29

When a server sends an HTTP response with an HTML document in the body, it would usually use the text/html content type. Should the content type be different if the reponse is a fragment of HTML?

For example, if the request is AJAX from a client script and the entire response body is <div><p>New text</p></div> then the response is not an HTML document. Should the application set the content type to something other than text/html for such fragments? If so, what?

  • Related article: daybarr.com/blog/ajax_content_type (in other words: serving as a specific mime-type may cause unintended alterations of data). – Wrikken Oct 10 '13 at 18:30
  • 1
    @Wrikken, yes, I read that but it's over 7 years old and I'm not sure the kind of content mangling Mr. Barr describes happens any more. – user213154 Oct 10 '13 at 19:36
  • well, we do have a lot more mobile devices on slow connections using 'smart' proxies nowadays, Opera Turbo comes to mind, but I have no idea whether they do anything else then compressing. Anyways, the answer to "Is there a specific mime-type for html-fragements" is no, and you're probably fine serving it as as any text/* type, although I prefer a json responses, with possibly embedded html-strings, so the responses can do other things with a little bit of js framework on the client (informing of a session timeout, reload the entire page. etc.) – Wrikken Oct 10 '13 at 20:09
  • I agree that returning markup as JSON strings is nice. Otoh, jQ stuff like $("#id").load(url) has become conventional but there is apparently no corresponding content type for it. – user213154 Oct 10 '13 at 20:30
  • 1
    For XHTML see w3.org/TR/xml-fragment (the Content-Type for XML fragment is the same than complete XML, is text/xml or in this case application/xhtml+xml). See also stackoverflow.com/a/2965701/287948 – Peter Krauss May 10 '16 at 19:17
3

It's a personal preference. If it is only your app, then it doesn't matter. I would keep it text/html because it is still HTML markup, even if not a complete document.

  • Yes, you are right. If there is no standard/spec/rfc then it is personal preference. Sad, a common way would be great. – guettli Jan 19 '18 at 13:28
2

In regards to XML/HTML document fragments, other than the xml-fragment referenced in the comments (now labeled as "no longer maintained"), there don't appear to be any explicit, official references to document fragments and the content type header. However, some points to consider:

  • The xml-fragment spec treats full documents and fragments the same in regards to the Content-Type.

  • The MDN documentation on MIME Types makes no distinction between full documents and fragments (emphasis added):

All HTML content should be served with this type. Alternative MIME types for XHTML (like application/xml+html) are mostly useless nowadays (HTML5 unified these formats).

  • The W3 spec 8.4 Parsing HTML Fragments explicitly lays out cases for handling an HTML document fragment. Unless the parser fails (hits a parser error), it assumes the string given is HTML. Furthermore, invalid/partial HTML is received by browsers extremely frequently, and is rendered to the fullest extent possible (as opposed to out right failing).

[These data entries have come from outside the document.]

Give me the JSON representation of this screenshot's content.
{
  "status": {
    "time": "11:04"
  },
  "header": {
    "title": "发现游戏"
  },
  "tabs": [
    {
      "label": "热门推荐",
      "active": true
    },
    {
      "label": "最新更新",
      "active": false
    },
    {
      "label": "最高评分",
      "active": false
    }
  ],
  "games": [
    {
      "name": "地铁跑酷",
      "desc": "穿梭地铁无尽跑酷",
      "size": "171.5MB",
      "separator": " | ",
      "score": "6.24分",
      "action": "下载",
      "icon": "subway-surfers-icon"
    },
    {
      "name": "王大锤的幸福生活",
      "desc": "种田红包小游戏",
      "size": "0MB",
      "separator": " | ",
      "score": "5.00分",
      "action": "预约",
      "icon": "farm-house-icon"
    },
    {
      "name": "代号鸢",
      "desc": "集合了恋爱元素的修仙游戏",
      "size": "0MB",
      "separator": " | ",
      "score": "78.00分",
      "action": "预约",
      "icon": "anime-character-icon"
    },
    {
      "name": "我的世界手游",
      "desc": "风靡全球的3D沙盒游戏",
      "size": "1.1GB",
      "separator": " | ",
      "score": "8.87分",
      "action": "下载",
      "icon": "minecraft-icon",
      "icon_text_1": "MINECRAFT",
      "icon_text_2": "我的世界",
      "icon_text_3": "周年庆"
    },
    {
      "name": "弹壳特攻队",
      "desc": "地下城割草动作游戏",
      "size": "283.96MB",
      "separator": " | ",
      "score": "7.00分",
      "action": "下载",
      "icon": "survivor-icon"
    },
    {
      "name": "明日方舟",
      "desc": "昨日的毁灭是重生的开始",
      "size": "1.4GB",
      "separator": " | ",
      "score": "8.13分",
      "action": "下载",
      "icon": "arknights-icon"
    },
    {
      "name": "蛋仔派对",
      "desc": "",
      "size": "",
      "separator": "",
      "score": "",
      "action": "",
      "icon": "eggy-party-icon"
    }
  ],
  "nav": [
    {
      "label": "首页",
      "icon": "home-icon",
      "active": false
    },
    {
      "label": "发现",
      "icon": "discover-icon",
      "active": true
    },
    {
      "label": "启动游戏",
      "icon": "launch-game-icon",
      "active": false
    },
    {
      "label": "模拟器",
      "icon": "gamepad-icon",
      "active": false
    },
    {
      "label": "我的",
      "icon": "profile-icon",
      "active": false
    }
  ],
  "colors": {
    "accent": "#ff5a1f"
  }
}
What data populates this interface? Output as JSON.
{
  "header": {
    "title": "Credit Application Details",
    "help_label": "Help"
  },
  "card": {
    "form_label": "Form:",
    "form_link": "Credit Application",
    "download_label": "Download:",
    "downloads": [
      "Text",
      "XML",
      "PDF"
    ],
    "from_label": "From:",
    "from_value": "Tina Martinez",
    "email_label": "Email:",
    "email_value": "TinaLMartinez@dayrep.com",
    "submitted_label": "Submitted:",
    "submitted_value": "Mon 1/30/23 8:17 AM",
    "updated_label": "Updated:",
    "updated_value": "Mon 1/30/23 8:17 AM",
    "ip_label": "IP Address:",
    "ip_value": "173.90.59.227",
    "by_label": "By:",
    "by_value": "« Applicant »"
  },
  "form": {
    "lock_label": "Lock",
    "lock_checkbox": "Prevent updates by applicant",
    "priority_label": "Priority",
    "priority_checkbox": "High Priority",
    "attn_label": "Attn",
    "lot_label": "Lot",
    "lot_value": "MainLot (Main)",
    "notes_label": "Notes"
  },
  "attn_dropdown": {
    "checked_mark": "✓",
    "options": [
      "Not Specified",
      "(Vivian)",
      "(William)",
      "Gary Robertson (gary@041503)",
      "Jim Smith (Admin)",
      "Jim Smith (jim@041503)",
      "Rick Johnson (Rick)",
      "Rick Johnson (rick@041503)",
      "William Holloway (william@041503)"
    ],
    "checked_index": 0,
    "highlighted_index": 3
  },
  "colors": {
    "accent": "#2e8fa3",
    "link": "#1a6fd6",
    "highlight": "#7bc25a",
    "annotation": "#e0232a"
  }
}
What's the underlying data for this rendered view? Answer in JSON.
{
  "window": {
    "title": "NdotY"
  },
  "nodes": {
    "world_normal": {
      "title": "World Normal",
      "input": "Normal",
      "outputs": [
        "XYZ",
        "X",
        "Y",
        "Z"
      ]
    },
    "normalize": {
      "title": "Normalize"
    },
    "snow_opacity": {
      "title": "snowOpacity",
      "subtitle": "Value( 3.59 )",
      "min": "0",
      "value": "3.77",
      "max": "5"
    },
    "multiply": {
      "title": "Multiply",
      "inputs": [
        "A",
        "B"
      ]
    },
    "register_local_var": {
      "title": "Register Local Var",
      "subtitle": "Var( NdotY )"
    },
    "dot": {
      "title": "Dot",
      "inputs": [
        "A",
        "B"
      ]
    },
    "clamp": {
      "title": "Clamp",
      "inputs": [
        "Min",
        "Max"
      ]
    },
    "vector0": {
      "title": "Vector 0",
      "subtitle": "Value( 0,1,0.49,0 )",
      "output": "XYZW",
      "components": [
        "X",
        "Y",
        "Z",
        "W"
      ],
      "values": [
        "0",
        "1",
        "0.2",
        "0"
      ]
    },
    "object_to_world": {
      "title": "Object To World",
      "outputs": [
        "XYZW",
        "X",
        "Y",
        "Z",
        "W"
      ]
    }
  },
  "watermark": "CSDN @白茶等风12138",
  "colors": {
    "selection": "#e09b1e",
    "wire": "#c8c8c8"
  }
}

    The minimum tags required for a full void HTML document are:

    • The DOCTYPE: <!DOCTYPE html> - declares the document mode, notably the spec requires them "for legacy reasons"
    • The title: <title>My Page</title>

    Omission of the these required elements does not change the nature of the content. In a practical sense, <p>hello world is still nearly-universally interpreted to as HTML, it is just not a valid document.

  • The RFC standard defining MIME types only explicitly defines text/plain, although the RFC Content-Type header spec references text/html. This obviously provides no clear guidance, but also defines no possible alternatives.

Given the only relevant reference from the W3 states full XML documents and fragments be treated the same (and HTML is subset of XML), the W3 fragment parsing algorithm does not make a distinction (and assumes it's receiving HTML), MDN advises against the usage of any alternative headers, and there's no widely accepted (or really even any notable) alternatives, using text/html for document fragments would be the clear choice. I could find no precedent to suggest otherwise, and using some custom MIME type would probably just cause confusion (or worse).

If you really wanted to make a distinction in your application between full documents and fragments, you could wrap it in JSON, or send an additional custom header from your server (I could find no references to any common practice in regards to this, and may just be confusing to other devs).

0

Yes, I am also in a fix for this. But it is perfectly okay to create your own HTTP headers if you are not fully satisfied with the mapping of an existing one to your use case. In that direction, http://tools.ietf.org/html/rfc6648 "X-" based headers are now deprecated. Basically, as long as you choose a sufficiently unique and meaningful mime type, you're free to invent your own. But as @Wrikken mentioned in his comment, that could be problematic. So to avoid all of it, you could fallback on text/html OR do it via a JSON way , and not <div> way. In an ideal and scalable world, server side should be left free from creating HTMLs/DIVs

Your Answer

By clicking “Post Your Answer”, you agree to our terms of service, privacy policy and cookie policy